Dataset entries:
· · · · ·

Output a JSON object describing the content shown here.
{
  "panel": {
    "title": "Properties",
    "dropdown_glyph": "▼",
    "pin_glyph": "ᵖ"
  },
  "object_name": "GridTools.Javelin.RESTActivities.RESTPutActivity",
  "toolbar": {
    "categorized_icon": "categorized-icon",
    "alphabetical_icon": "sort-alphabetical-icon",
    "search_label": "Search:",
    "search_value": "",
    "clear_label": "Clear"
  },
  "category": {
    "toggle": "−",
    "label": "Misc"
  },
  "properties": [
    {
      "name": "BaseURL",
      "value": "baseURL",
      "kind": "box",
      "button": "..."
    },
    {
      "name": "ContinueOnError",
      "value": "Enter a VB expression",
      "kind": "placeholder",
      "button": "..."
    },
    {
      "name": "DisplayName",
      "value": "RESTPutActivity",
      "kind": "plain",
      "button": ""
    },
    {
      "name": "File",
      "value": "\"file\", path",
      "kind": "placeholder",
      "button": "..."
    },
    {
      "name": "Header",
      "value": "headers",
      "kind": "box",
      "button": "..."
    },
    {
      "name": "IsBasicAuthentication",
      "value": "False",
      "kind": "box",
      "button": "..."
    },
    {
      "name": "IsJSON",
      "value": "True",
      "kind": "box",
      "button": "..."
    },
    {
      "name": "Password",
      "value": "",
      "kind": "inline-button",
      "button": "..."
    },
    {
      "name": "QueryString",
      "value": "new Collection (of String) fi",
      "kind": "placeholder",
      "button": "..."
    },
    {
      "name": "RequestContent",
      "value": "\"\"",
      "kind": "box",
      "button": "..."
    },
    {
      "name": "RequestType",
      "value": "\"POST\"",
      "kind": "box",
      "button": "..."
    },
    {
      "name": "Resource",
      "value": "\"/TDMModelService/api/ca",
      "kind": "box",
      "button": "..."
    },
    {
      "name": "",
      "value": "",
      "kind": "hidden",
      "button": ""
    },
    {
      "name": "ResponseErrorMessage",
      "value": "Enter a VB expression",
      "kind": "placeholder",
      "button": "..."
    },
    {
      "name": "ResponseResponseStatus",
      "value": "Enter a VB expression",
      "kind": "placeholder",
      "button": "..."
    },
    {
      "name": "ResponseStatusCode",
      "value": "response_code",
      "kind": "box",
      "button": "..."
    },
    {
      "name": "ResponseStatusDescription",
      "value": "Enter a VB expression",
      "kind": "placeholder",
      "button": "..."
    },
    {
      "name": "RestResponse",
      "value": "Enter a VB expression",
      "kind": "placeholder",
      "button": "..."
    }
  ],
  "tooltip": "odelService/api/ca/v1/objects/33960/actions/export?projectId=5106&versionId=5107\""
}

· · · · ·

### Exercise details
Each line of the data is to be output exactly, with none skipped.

### Your solution
Output a JSON object describing the content shown here.
{
  "panel": {
    "title": "Properties",
    "dropdown_glyph": "▼",
    "pin_glyph": "ᵖ"
  },
  "object_name": "GridTools.Javelin.RESTActivities.RESTPutActivity",
  "toolbar": {
    "categorized_icon": "categorized-icon",
    "alphabetical_icon": "sort-alphabetical-icon",
    "search_label": "Search:",
    "search_value": "",
    "clear_label": "Clear"
  },
  "category": {
    "toggle": "−",
    "label": "Misc"
  },
  "properties": [
    {
      "name": "BaseURL",
      "value": "baseURL",
      "kind": "box",
      "button": "..."
    },
    {
      "name": "ContinueOnError",
      "value": "Enter a VB expression",
      "kind": "placeholder",
      "button": "..."
    },
    {
      "name": "DisplayName",
      "value": "RESTPutActivity",
      "kind": "plain",
      "button": ""
    },
    {
      "name": "File",
      "value": "\"file\", path",
      "kind": "placeholder",
      "button": "..."
    },
    {
      "name": "Header",
      "value": "headers",
      "kind": "box",
      "button": "..."
    },
    {
      "name": "IsBasicAuthentication",
      "value": "False",
      "kind": "box",
      "button": "..."
    },
    {
      "name": "IsJSON",
      "value": "True",
      "kind": "box",
      "button": "..."
    },
    {
      "name": "Password",
      "value": "",
      "kind": "inline-button",
      "button": "..."
    },
    {
      "name": "QueryString",
      "value": "new Collection (of String) fi",
      "kind": "placeholder",
      "button": "..."
    },
    {
      "name": "RequestContent",
      "value": "\"\"",
      "kind": "box",
      "button": "..."
    },
    {
      "name": "RequestType",
      "value": "\"POST\"",
      "kind": "box",
      "button": "..."
    },
    {
      "name": "Resource",
      "value": "\"/TDMModelService/api/ca",
      "kind": "box",
      "button": "..."
    },
    {
      "name": "",
      "value": "",
      "kind": "hidden",
      "button": ""
    },
    {
      "name": "ResponseErrorMessage",
      "value": "Enter a VB expression",
      "kind": "placeholder",
      "button": "..."
    },
    {
      "name": "ResponseResponseStatus",
      "value": "Enter a VB expression",
      "kind": "placeholder",
      "button": "..."
    },
    {
      "name": "ResponseStatusCode",
      "value": "response_code",
      "kind": "box",
      "button": "..."
    },
    {
      "name": "ResponseStatusDescription",
      "value": "Enter a VB expression",
      "kind": "placeholder",
      "button": "..."
    },
    {
      "name": "RestResponse",
      "value": "Enter a VB expression",
      "kind": "placeholder",
      "button": "..."
    }
  ],
  "tooltip": "odelService/api/ca/v1/objects/33960/actions/export?projectId=5106&versionId=5107\""
}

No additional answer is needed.